● TO DO: Which of the lines below include "JSON"? Each one should be copied out.

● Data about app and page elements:
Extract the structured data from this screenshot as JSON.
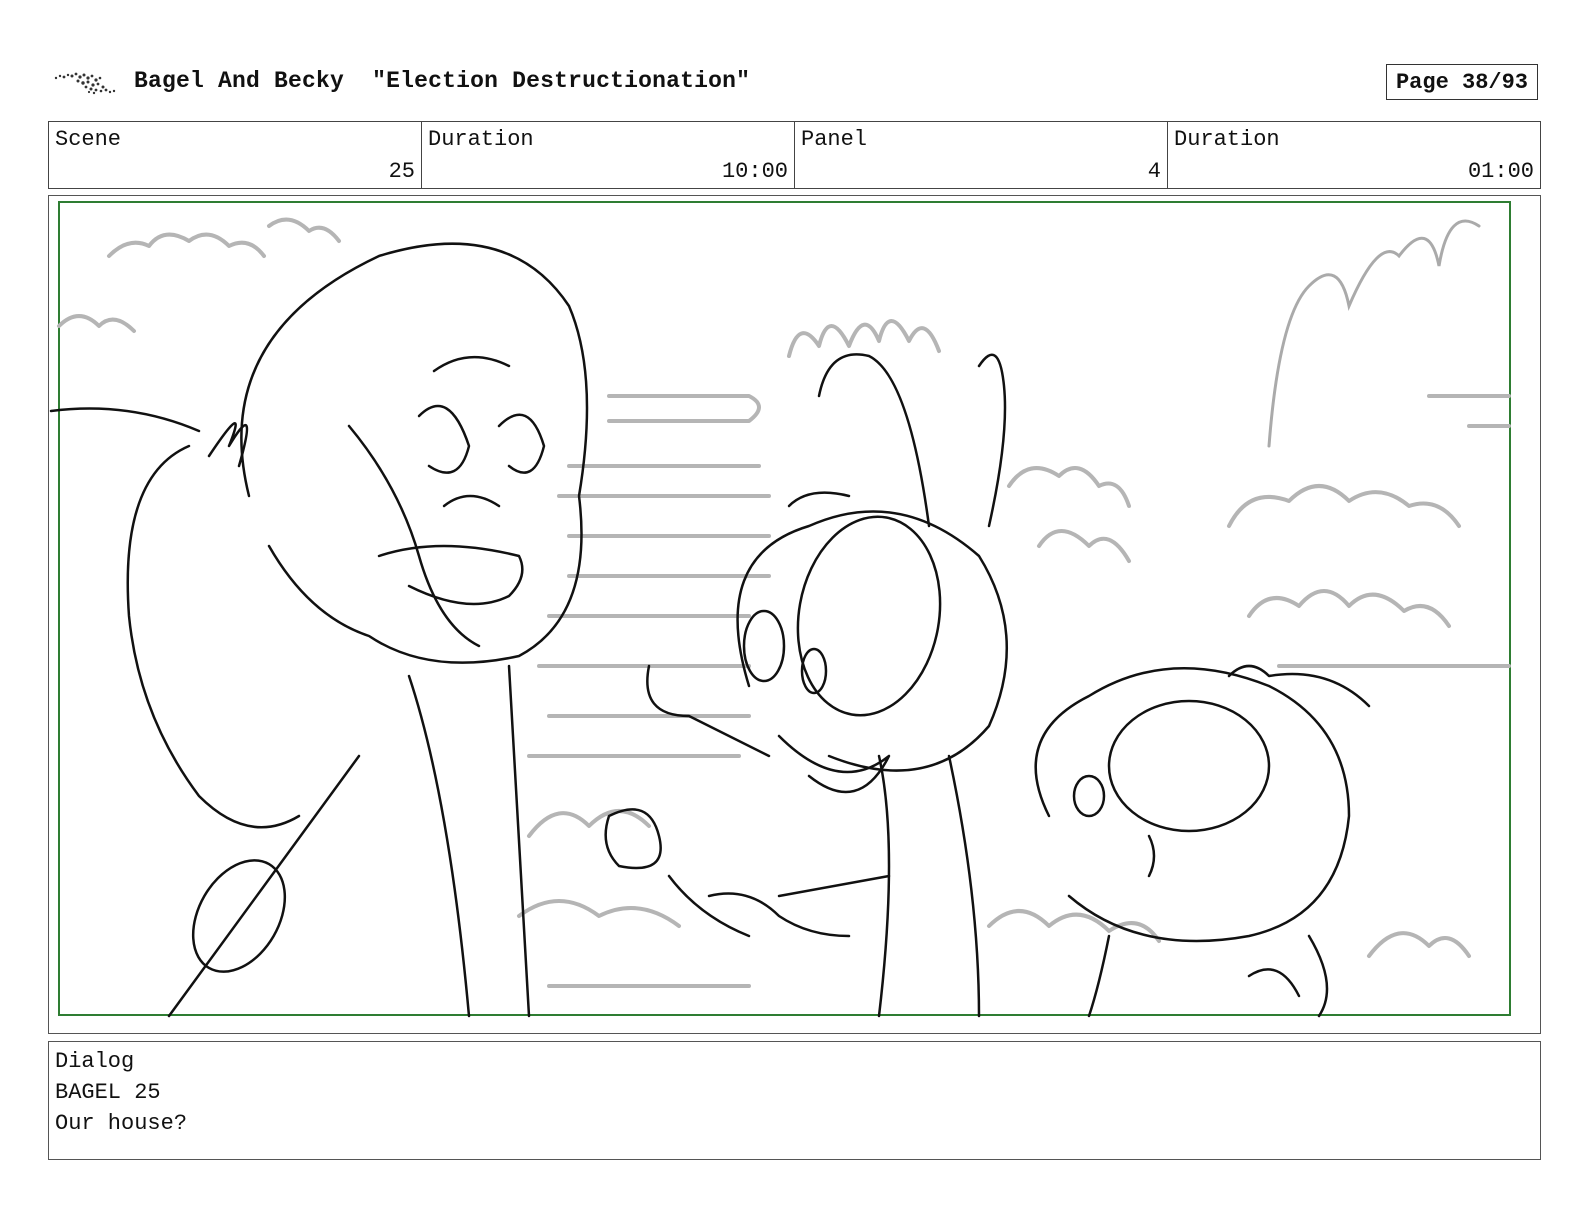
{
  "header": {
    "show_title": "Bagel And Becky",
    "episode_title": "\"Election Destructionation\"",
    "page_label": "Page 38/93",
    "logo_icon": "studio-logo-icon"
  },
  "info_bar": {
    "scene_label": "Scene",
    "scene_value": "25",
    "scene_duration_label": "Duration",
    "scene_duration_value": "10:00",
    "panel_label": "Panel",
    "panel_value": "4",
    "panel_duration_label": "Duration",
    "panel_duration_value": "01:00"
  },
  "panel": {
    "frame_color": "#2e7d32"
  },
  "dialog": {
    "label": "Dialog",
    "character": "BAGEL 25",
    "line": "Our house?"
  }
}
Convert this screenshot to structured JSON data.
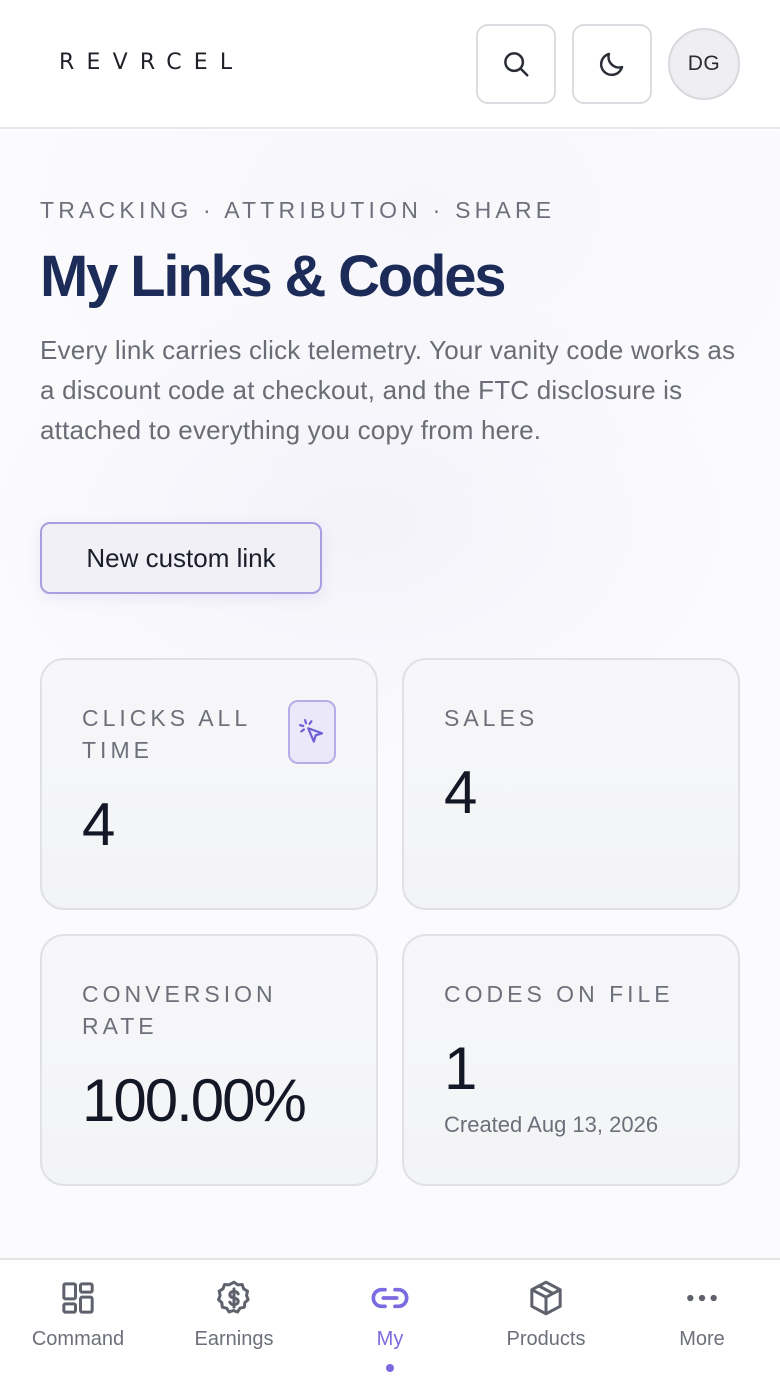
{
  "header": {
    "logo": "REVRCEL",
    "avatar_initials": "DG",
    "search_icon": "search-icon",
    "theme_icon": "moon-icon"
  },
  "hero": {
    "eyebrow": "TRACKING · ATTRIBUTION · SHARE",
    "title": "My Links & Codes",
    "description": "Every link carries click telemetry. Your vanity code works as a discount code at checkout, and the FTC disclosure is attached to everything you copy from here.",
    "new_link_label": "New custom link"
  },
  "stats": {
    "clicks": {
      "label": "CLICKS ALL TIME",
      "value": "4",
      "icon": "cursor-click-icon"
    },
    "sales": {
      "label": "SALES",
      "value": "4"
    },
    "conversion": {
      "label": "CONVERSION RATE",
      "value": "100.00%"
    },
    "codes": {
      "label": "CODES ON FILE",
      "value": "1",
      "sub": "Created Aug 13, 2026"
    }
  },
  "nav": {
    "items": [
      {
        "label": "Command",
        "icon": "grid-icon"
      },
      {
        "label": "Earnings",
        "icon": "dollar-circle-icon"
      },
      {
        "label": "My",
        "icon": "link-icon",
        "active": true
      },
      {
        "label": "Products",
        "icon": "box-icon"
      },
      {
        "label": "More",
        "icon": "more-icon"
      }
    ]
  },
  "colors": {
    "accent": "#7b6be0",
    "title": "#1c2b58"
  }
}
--
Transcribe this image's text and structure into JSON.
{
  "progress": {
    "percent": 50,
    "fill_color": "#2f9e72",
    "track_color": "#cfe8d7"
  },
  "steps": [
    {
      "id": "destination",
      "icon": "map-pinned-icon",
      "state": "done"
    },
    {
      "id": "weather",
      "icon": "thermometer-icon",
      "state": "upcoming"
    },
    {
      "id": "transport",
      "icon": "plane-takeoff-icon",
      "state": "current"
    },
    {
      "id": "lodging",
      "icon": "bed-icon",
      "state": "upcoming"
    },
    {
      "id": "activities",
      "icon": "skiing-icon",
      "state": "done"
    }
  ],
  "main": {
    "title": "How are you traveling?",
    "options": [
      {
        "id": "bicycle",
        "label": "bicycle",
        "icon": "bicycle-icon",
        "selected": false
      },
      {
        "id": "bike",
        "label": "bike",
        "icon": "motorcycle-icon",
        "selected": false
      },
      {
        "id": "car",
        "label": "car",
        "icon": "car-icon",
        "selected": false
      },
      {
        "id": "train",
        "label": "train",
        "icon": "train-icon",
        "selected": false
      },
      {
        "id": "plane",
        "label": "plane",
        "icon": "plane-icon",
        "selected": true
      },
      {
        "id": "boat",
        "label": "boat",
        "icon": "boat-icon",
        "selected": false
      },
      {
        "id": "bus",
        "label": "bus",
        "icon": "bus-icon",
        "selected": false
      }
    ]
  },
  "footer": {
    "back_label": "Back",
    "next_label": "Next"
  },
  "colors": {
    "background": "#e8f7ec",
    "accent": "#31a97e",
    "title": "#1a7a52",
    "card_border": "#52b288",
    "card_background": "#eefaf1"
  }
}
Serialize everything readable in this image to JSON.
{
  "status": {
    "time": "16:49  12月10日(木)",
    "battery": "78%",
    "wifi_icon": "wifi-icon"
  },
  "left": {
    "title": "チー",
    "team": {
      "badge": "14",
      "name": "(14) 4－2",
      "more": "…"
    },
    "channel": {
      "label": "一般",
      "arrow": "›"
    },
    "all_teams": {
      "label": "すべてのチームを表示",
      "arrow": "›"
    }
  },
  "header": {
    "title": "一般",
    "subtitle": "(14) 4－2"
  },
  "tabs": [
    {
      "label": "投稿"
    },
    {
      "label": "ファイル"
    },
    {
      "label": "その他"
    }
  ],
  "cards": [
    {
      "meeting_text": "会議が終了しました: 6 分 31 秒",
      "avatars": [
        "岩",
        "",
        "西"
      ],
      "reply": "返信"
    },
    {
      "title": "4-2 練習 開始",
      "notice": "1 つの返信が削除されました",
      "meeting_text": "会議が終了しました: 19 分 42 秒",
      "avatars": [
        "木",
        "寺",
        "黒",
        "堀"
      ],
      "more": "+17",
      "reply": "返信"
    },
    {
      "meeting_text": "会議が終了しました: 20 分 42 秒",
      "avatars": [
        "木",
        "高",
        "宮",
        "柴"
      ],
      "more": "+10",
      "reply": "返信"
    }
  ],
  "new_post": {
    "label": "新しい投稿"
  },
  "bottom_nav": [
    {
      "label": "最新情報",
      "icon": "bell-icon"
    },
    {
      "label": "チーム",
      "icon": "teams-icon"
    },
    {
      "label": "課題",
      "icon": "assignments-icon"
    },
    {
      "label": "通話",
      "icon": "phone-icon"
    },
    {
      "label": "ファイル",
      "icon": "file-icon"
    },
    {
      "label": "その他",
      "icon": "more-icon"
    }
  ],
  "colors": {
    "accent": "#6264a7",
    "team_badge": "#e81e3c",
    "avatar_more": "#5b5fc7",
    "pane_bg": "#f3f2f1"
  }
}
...
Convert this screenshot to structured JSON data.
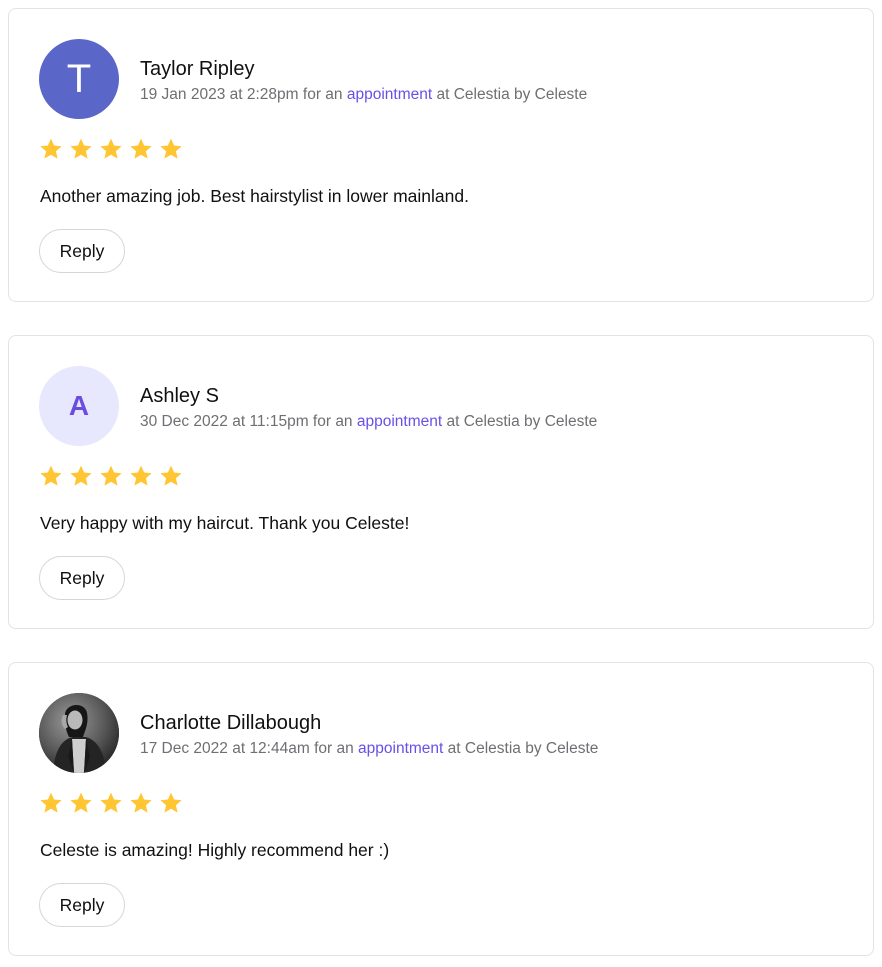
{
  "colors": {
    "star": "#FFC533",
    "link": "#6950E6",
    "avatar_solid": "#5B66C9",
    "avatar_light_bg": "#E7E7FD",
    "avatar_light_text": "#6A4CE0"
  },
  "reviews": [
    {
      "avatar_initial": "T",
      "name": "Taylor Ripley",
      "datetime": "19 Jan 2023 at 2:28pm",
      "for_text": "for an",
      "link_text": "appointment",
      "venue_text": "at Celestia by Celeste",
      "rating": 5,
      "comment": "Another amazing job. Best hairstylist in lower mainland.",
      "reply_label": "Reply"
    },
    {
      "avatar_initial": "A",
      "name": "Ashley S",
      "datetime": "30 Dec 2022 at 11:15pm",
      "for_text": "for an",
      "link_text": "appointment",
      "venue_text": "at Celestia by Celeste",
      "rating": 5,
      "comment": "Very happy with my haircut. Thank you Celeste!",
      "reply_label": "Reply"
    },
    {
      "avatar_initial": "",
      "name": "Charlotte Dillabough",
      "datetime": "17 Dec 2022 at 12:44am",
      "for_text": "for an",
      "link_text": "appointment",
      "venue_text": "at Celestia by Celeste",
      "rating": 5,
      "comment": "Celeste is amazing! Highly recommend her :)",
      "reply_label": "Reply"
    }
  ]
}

● RESPONSE AREA:
Extract the structured data from this screenshot as JSON.
Convert this screenshot to structured JSON data.
Transcribe this image's text and structure into JSON.
Serialize everything readable in this image to JSON.
Convert this screenshot to structured JSON data.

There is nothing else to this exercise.